* Problem statement *
Please find the lines in the entries below that contain the word "Administrator", and copy each one.

* Input data *
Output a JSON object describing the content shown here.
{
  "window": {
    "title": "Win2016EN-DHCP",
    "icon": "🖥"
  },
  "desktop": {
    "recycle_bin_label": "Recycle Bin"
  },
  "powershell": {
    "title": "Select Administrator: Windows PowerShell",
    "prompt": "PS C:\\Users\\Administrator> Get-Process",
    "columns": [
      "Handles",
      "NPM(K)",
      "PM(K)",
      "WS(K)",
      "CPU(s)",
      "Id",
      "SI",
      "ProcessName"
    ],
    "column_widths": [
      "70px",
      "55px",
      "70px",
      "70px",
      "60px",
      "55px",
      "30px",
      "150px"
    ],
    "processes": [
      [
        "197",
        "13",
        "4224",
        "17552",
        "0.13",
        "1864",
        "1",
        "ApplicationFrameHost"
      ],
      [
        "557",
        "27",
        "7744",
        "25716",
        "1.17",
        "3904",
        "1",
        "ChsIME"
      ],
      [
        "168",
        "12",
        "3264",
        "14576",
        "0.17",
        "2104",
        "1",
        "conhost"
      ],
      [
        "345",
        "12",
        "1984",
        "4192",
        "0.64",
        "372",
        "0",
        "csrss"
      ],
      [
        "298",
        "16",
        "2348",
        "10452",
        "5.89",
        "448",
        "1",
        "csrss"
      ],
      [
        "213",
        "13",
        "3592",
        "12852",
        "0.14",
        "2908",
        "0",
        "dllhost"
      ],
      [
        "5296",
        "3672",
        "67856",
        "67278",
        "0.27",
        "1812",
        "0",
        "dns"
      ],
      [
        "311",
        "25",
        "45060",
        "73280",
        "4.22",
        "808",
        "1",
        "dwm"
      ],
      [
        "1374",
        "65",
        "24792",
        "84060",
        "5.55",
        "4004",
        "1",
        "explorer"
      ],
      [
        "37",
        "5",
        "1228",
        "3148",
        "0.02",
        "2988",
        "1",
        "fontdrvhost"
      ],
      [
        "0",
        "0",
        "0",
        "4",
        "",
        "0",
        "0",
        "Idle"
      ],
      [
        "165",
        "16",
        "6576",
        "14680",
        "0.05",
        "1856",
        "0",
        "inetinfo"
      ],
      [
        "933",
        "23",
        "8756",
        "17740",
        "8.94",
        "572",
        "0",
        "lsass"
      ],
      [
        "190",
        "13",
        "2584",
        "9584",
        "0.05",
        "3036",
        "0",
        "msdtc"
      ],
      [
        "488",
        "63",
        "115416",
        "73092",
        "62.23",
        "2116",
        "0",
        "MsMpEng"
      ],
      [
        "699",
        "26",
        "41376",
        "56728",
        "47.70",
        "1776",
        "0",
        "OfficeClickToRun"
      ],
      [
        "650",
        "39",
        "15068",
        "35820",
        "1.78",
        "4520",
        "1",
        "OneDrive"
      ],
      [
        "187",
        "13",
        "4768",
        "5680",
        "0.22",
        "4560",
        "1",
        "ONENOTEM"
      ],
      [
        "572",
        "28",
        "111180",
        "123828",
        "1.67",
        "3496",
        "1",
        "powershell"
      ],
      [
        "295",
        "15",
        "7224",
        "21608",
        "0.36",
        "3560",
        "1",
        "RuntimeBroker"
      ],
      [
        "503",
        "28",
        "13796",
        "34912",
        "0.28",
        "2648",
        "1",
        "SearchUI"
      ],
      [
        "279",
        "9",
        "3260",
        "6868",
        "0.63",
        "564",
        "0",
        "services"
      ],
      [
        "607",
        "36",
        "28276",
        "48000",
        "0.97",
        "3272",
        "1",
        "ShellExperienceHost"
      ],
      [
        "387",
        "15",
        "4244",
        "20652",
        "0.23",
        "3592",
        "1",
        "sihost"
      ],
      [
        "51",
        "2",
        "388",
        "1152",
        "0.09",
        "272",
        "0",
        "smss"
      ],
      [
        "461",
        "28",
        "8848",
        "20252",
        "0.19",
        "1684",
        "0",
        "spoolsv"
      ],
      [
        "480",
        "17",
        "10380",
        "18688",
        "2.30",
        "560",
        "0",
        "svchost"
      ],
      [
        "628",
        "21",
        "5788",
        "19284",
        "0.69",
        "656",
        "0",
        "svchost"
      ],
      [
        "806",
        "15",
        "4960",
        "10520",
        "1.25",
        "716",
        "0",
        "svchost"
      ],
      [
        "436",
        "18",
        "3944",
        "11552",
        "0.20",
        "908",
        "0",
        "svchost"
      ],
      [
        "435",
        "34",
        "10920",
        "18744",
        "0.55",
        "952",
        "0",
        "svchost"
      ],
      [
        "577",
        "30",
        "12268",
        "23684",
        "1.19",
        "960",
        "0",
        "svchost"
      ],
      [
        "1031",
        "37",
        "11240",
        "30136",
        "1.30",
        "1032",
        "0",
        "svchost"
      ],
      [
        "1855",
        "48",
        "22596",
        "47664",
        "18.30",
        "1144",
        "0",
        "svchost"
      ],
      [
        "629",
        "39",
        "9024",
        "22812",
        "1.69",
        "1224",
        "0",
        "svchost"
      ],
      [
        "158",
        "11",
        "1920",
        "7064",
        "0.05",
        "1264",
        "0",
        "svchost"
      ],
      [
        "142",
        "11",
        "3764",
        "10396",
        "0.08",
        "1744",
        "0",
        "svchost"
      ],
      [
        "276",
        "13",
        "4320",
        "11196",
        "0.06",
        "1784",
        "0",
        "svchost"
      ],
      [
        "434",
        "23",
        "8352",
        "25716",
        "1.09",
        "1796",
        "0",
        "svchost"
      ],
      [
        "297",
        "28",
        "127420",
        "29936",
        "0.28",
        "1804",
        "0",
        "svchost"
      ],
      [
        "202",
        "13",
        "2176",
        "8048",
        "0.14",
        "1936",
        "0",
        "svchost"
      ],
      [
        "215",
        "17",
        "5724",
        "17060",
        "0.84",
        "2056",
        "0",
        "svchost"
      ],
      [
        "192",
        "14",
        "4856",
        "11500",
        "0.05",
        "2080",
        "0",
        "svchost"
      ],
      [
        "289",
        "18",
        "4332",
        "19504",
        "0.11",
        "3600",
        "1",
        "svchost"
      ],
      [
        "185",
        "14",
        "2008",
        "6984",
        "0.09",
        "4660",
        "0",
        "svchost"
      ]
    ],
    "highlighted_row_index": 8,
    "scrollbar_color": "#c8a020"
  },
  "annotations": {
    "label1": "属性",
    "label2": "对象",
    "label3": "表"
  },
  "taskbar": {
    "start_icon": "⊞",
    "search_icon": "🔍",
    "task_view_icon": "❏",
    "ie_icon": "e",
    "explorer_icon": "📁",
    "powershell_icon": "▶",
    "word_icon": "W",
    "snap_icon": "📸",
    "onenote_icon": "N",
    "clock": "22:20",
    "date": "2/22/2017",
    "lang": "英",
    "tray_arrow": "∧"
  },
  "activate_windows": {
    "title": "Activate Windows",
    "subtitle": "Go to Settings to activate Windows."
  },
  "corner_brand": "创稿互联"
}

* Result for this task *
    "title": "Select Administrator: Windows PowerShell",
    "prompt": "PS C:\\Users\\Administrator> Get-Process",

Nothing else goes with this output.